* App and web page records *
::::

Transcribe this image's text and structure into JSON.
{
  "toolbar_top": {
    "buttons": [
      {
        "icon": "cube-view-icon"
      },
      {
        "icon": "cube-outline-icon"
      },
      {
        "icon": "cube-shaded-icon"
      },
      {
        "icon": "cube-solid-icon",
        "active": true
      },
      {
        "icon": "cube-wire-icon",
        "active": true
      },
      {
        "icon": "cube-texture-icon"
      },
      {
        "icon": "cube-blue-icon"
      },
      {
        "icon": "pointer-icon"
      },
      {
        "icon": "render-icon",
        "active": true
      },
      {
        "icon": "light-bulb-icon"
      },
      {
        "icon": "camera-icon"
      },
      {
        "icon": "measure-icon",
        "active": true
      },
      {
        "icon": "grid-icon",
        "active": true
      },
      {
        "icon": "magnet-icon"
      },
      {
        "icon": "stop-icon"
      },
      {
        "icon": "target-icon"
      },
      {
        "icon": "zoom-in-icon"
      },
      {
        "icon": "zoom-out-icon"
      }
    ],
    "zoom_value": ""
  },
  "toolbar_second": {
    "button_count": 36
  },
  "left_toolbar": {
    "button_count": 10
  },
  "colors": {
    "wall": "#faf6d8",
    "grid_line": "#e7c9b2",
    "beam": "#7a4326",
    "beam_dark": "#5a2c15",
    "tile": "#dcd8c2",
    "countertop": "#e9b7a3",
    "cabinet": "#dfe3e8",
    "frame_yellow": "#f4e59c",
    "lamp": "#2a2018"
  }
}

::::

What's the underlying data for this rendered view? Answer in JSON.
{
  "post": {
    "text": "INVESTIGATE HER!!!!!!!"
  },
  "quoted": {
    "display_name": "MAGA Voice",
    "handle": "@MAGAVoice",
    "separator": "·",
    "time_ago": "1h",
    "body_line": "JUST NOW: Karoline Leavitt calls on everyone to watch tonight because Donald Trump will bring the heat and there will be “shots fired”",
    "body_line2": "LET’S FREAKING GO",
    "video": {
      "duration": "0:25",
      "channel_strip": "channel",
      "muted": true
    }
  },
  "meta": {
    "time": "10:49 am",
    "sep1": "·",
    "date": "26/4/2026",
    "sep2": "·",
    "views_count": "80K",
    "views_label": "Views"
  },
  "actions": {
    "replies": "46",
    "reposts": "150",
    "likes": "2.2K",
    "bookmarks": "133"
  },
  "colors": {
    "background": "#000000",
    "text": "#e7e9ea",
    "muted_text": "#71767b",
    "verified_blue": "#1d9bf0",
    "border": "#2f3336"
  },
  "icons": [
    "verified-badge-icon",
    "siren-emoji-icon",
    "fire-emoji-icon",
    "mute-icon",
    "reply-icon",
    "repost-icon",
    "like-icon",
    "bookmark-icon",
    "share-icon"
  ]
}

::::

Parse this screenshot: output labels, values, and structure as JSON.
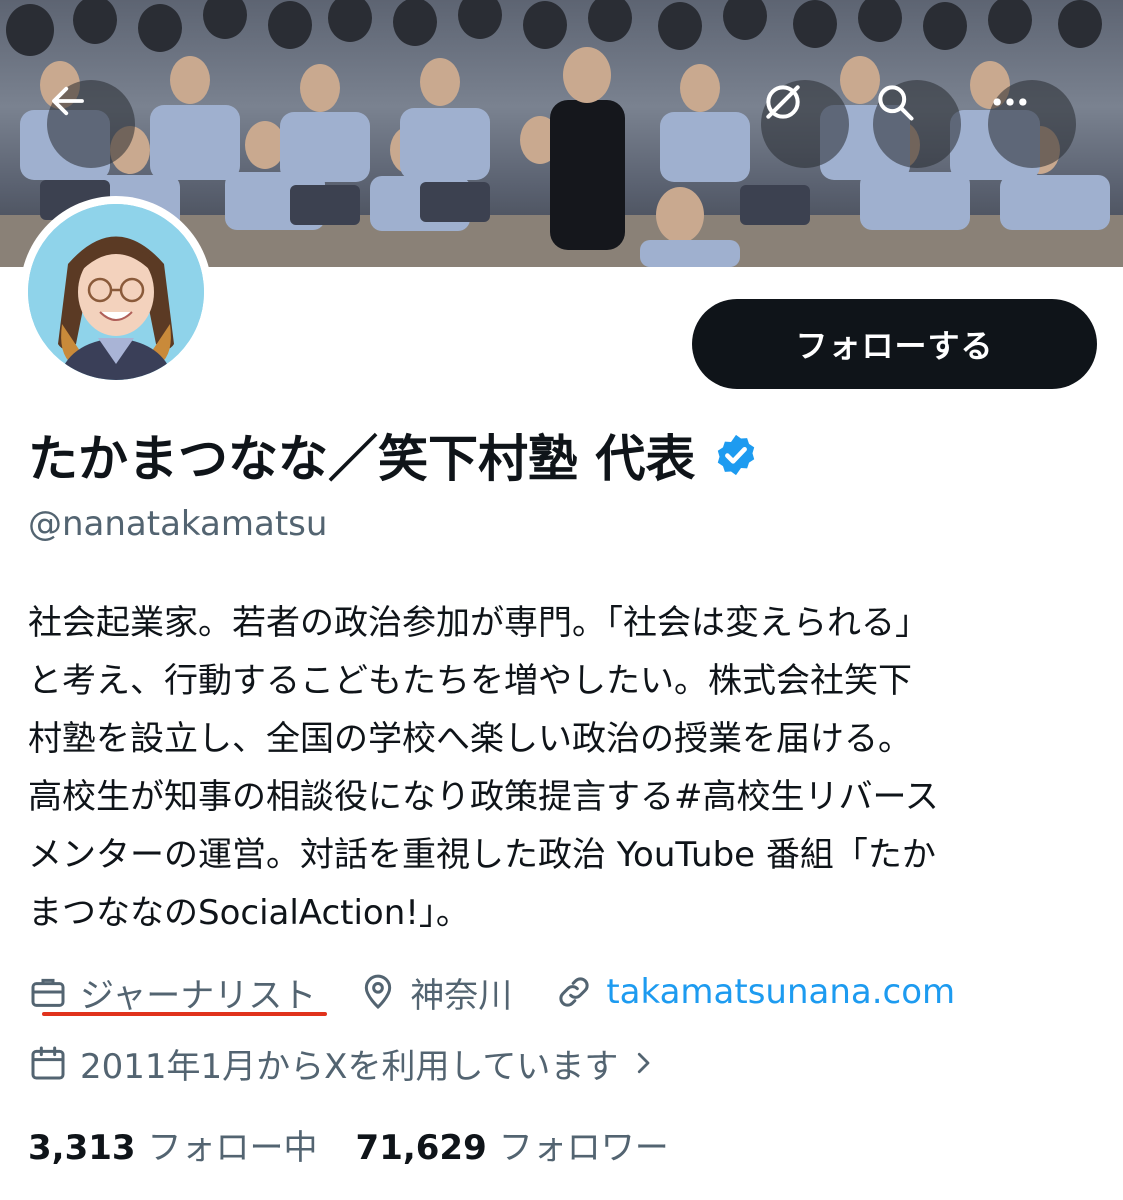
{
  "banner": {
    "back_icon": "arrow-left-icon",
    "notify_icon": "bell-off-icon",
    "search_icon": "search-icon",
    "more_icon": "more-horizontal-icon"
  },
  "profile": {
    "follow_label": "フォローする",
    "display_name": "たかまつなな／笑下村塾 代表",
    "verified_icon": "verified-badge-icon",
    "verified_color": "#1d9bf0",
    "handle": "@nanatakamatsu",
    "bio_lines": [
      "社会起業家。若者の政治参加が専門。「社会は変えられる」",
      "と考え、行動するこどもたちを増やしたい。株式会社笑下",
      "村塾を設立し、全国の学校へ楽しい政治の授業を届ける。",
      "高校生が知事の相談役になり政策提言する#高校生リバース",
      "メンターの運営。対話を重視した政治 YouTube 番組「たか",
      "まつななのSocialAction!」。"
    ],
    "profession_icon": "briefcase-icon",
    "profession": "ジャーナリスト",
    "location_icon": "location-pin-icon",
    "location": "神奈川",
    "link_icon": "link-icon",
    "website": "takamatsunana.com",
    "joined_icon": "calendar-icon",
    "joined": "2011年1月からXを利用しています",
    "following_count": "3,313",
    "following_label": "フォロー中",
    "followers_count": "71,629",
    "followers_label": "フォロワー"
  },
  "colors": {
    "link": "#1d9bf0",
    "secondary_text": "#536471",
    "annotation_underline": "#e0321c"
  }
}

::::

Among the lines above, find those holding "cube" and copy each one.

        "icon": "cube-view-icon"
        "icon": "cube-outline-icon"
        "icon": "cube-shaded-icon"
        "icon": "cube-solid-icon",
        "icon": "cube-wire-icon",
        "icon": "cube-texture-icon"
        "icon": "cube-blue-icon"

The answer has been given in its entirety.